**Problem**
Each entry, in full: copy it out exactly.

**Material provided**

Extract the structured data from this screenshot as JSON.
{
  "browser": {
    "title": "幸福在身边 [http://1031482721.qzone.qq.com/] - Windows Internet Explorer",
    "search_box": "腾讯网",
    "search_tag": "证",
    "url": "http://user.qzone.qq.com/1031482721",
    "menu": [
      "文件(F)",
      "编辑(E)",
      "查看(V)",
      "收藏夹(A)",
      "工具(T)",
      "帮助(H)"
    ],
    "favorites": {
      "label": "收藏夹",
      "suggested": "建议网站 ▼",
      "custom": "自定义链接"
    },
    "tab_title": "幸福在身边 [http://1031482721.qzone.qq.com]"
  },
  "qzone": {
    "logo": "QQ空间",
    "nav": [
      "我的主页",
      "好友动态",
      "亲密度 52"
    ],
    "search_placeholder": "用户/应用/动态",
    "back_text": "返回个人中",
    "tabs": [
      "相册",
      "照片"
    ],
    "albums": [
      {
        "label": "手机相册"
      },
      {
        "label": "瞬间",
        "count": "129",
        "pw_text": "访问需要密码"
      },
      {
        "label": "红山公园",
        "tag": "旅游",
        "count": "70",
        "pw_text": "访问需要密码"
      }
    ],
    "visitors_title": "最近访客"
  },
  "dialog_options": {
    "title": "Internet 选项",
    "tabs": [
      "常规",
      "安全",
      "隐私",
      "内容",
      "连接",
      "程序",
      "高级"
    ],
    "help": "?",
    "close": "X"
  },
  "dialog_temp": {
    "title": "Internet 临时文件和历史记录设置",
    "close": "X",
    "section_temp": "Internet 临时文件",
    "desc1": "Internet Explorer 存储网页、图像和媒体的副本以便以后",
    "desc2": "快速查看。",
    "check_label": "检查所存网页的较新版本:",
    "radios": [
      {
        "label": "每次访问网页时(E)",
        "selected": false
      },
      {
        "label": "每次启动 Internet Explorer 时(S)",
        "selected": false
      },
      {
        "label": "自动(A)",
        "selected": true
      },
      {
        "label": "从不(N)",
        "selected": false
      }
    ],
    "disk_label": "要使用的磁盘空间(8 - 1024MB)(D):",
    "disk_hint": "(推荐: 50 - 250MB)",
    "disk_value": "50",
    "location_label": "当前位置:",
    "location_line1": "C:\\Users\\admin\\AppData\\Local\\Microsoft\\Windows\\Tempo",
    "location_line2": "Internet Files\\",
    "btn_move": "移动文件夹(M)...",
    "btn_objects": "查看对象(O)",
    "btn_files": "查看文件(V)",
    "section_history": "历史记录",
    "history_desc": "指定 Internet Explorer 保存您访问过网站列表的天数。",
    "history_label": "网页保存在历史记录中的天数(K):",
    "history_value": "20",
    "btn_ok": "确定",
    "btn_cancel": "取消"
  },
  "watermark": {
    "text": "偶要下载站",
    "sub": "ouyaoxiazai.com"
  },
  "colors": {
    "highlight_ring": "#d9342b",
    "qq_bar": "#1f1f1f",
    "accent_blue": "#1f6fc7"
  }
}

**Expected output**
Extract the structured data from this screenshot as JSON.
{
  "browser": {
    "title": "幸福在身边 [http://1031482721.qzone.qq.com/] - Windows Internet Explorer",
    "search_box": "腾讯网",
    "search_tag": "证",
    "url": "http://user.qzone.qq.com/1031482721",
    "menu": [
      "文件(F)",
      "编辑(E)",
      "查看(V)",
      "收藏夹(A)",
      "工具(T)",
      "帮助(H)"
    ],
    "favorites": {
      "label": "收藏夹",
      "suggested": "建议网站 ▼",
      "custom": "自定义链接"
    },
    "tab_title": "幸福在身边 [http://1031482721.qzone.qq.com]"
  },
  "qzone": {
    "logo": "QQ空间",
    "nav": [
      "我的主页",
      "好友动态",
      "亲密度 52"
    ],
    "search_placeholder": "用户/应用/动态",
    "back_text": "返回个人中",
    "tabs": [
      "相册",
      "照片"
    ],
    "albums": [
      {
        "label": "手机相册"
      },
      {
        "label": "瞬间",
        "count": "129",
        "pw_text": "访问需要密码"
      },
      {
        "label": "红山公园",
        "tag": "旅游",
        "count": "70",
        "pw_text": "访问需要密码"
      }
    ],
    "visitors_title": "最近访客"
  },
  "dialog_options": {
    "title": "Internet 选项",
    "tabs": [
      "常规",
      "安全",
      "隐私",
      "内容",
      "连接",
      "程序",
      "高级"
    ],
    "help": "?",
    "close": "X"
  },
  "dialog_temp": {
    "title": "Internet 临时文件和历史记录设置",
    "close": "X",
    "section_temp": "Internet 临时文件",
    "desc1": "Internet Explorer 存储网页、图像和媒体的副本以便以后",
    "desc2": "快速查看。",
    "check_label": "检查所存网页的较新版本:",
    "radios": [
      {
        "label": "每次访问网页时(E)",
        "selected": false
      },
      {
        "label": "每次启动 Internet Explorer 时(S)",
        "selected": false
      },
      {
        "label": "自动(A)",
        "selected": true
      },
      {
        "label": "从不(N)",
        "selected": false
      }
    ],
    "disk_label": "要使用的磁盘空间(8 - 1024MB)(D):",
    "disk_hint": "(推荐: 50 - 250MB)",
    "disk_value": "50",
    "location_label": "当前位置:",
    "location_line1": "C:\\Users\\admin\\AppData\\Local\\Microsoft\\Windows\\Tempo",
    "location_line2": "Internet Files\\",
    "btn_move": "移动文件夹(M)...",
    "btn_objects": "查看对象(O)",
    "btn_files": "查看文件(V)",
    "section_history": "历史记录",
    "history_desc": "指定 Internet Explorer 保存您访问过网站列表的天数。",
    "history_label": "网页保存在历史记录中的天数(K):",
    "history_value": "20",
    "btn_ok": "确定",
    "btn_cancel": "取消"
  },
  "watermark": {
    "text": "偶要下载站",
    "sub": "ouyaoxiazai.com"
  },
  "colors": {
    "highlight_ring": "#d9342b",
    "qq_bar": "#1f1f1f",
    "accent_blue": "#1f6fc7"
  }
}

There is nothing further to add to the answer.